Across the highway from the preserve, accessible by a pedestrian walkway, is Pescadero State Beach . This mile-long coastline has a pristine beach, sandy coves, tide pools and areas for fishing. Facilities include picnic tables and a restroom. The small country town of Pescadero is about 2 miles from the beach and has a supermarket, small boutiques and a quirky local café. A popular spot in town is Duarte’s restaurant , a Pescadero institution known for its artichoke soup and homemade pies.
12 Angel Island
Travelers can escape to a remote, uninhabited island across the San Francisco Bay. Angel Island is a state park accessible by a 30-minute ferry ride from Pier 41 in San Francisco or a 10-minute ferry ride from Tiburon. Angel Island State Park opens at 8 a.m. and closes daily at sunset. A place of serene beauty by the sea, Angel Island has over 13 miles of scenic hiking trails , ranging from moderate to advanced, as well as nine miles of biking trails. Visitors can rent bicycles once they arrive on the island. The highest point on Angel Island is Mount Livermore at 788 feet, which rewards hikers with panoramic views of San Francisco and the Bay, the Marin Headlands, and Mount Tamalpais. The island’s amenities include a visitor’s center , public restrooms, an outdoor cafe near the dock, boating docks for use during the day or night, camping sites with restrooms, and multiple picnic areas with tables, barbecue pits, and running water.
For those who start the day early, it may be possible to also spend time in Tiburon , where the Angel Island ferry departs. (Please note the ferry timetable.) This charming seaside town has picturesque marinas and a quaint downtown area. The pretty main street is full of boutiques, cafes and restaurants. On weekends, locals enjoy brunch at waterfront restaurants with sunny terraces overlooking San Francisco Bay. If you are arriving by car, it is also worth visiting the Richardson Bay Audubon Center and Sanctuary for bird watching and the Tiburon Ridge Trail for hiking and biking.
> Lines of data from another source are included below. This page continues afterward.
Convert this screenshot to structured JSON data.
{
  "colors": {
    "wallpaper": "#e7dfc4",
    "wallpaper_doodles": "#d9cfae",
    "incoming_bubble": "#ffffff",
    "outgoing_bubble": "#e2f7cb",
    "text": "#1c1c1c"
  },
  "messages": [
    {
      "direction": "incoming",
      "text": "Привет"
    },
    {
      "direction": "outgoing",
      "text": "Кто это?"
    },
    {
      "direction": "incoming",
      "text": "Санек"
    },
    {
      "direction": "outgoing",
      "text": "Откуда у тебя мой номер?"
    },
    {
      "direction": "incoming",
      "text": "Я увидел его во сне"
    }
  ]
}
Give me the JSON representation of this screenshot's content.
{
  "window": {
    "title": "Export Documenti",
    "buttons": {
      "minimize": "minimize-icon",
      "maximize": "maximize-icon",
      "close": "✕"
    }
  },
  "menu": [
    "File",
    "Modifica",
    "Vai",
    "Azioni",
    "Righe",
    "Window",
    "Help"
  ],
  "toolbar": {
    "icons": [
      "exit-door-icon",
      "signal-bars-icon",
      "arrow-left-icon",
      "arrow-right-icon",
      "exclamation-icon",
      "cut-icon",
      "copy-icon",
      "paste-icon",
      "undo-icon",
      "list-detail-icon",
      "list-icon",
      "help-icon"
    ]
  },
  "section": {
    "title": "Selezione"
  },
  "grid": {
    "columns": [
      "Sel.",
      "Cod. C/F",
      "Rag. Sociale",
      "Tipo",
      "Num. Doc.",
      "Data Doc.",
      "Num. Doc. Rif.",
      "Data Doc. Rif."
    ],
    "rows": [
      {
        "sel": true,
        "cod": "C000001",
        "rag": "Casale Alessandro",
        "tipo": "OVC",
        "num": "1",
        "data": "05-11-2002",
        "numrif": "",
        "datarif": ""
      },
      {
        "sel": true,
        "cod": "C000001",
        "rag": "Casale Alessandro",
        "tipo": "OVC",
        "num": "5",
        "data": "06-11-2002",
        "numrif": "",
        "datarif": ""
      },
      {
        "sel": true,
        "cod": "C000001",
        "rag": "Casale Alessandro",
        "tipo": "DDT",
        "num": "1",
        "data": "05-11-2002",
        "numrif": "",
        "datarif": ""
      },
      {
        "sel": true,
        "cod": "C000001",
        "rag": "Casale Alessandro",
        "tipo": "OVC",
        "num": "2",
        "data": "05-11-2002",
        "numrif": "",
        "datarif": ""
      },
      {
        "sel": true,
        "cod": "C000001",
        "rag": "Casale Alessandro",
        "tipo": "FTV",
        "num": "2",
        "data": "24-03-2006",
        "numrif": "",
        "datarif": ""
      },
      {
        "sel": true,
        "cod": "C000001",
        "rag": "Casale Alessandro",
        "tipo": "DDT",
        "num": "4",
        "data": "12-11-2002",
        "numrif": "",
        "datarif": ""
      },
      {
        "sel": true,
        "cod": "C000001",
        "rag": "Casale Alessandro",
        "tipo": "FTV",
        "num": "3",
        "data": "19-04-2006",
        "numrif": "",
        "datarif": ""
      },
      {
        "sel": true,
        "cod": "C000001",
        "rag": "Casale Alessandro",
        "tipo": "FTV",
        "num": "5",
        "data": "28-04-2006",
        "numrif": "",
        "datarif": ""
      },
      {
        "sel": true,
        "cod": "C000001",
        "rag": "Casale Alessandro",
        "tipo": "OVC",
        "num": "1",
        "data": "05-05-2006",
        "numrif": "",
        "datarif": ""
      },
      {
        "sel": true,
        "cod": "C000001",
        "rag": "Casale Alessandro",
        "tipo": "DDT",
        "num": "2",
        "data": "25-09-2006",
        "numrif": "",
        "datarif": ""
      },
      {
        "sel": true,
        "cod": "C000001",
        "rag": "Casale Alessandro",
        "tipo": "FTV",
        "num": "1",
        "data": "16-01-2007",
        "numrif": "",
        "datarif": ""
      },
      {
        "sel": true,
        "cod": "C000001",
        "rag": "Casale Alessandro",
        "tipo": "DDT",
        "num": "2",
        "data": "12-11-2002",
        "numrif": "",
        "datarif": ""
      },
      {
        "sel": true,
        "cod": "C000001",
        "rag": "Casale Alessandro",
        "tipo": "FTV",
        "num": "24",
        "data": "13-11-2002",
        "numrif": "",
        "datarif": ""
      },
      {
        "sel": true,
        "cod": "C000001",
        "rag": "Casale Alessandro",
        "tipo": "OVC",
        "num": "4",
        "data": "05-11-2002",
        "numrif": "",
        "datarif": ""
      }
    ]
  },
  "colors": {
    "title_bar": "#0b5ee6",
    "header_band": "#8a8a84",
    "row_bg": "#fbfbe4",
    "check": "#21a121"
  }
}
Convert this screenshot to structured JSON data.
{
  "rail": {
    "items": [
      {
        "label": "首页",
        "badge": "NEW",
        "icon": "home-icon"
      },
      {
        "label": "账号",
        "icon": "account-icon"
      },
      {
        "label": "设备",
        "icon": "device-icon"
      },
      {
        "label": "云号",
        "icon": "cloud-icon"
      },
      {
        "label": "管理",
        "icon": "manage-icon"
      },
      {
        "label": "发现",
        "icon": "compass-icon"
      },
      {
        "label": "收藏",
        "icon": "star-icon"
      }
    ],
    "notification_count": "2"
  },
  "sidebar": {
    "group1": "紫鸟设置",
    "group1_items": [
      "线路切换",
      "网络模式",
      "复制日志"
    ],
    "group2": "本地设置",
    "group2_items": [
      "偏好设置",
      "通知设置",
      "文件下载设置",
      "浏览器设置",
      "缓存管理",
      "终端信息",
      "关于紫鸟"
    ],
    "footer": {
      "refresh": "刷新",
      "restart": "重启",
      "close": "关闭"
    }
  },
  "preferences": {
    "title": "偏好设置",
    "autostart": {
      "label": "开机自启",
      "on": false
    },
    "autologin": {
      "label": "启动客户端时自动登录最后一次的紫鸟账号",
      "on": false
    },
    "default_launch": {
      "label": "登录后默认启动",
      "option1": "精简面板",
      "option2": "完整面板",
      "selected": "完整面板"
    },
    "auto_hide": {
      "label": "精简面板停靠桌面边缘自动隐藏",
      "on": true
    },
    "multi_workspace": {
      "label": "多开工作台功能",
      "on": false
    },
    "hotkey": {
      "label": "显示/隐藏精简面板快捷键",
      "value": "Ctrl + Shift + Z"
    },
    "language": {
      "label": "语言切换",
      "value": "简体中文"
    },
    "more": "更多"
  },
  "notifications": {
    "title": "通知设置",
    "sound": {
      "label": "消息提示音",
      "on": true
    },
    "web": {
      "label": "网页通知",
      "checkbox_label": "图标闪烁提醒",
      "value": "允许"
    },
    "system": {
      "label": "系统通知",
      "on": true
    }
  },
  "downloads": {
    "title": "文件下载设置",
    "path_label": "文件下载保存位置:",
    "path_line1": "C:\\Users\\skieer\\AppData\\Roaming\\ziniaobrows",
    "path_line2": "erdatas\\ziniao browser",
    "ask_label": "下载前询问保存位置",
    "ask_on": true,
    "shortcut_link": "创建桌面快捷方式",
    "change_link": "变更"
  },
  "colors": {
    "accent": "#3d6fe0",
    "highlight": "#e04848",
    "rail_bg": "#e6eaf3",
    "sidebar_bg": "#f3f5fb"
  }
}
13 Trione-Annadel State Park in Sonoma County
Explore the beautiful scenery of Annadel Park, located 60 kilometers north of San Francisco (about 1.5 hours away) in Santa Rosa, Sonoma County. The park features several miles of trails for hiking or mountain biking around beautiful Lake Ilsanjo and through fields of vibrant wildflowers. The best time to see most wildflowers is in April and May, but some flowers can be seen from January to September. Fishing in the lake is permitted with a permit. A convenient site to visit, the park has restrooms, drinking fountains and picnic areas.
14 Huckleberry Botanic Regional Preserve
The Huckleberry Botanic Regional Preserve is just 17 miles from San Francisco across the Bay Bridge in the East Bay. The drive takes only 35 minutes without traffic, although bridge traffic can easily add an extra 20 to 30 minutes. Native huckleberry plants thrive on the 241-acre preserve, which offers ideal soil conditions and a cool climate tempered by coastal fog. Within the Huckleberry Botanic Regional Preserve, the Huckleberry Self-Guided Nature Path is a 1.7-mile looping hiking trail that traverses mostly shaded terrain, including a laurel grove. (Stay on the upper trail for a more moderate hike.) Visitors are allowed to pick berries from blueberry plants along the trail.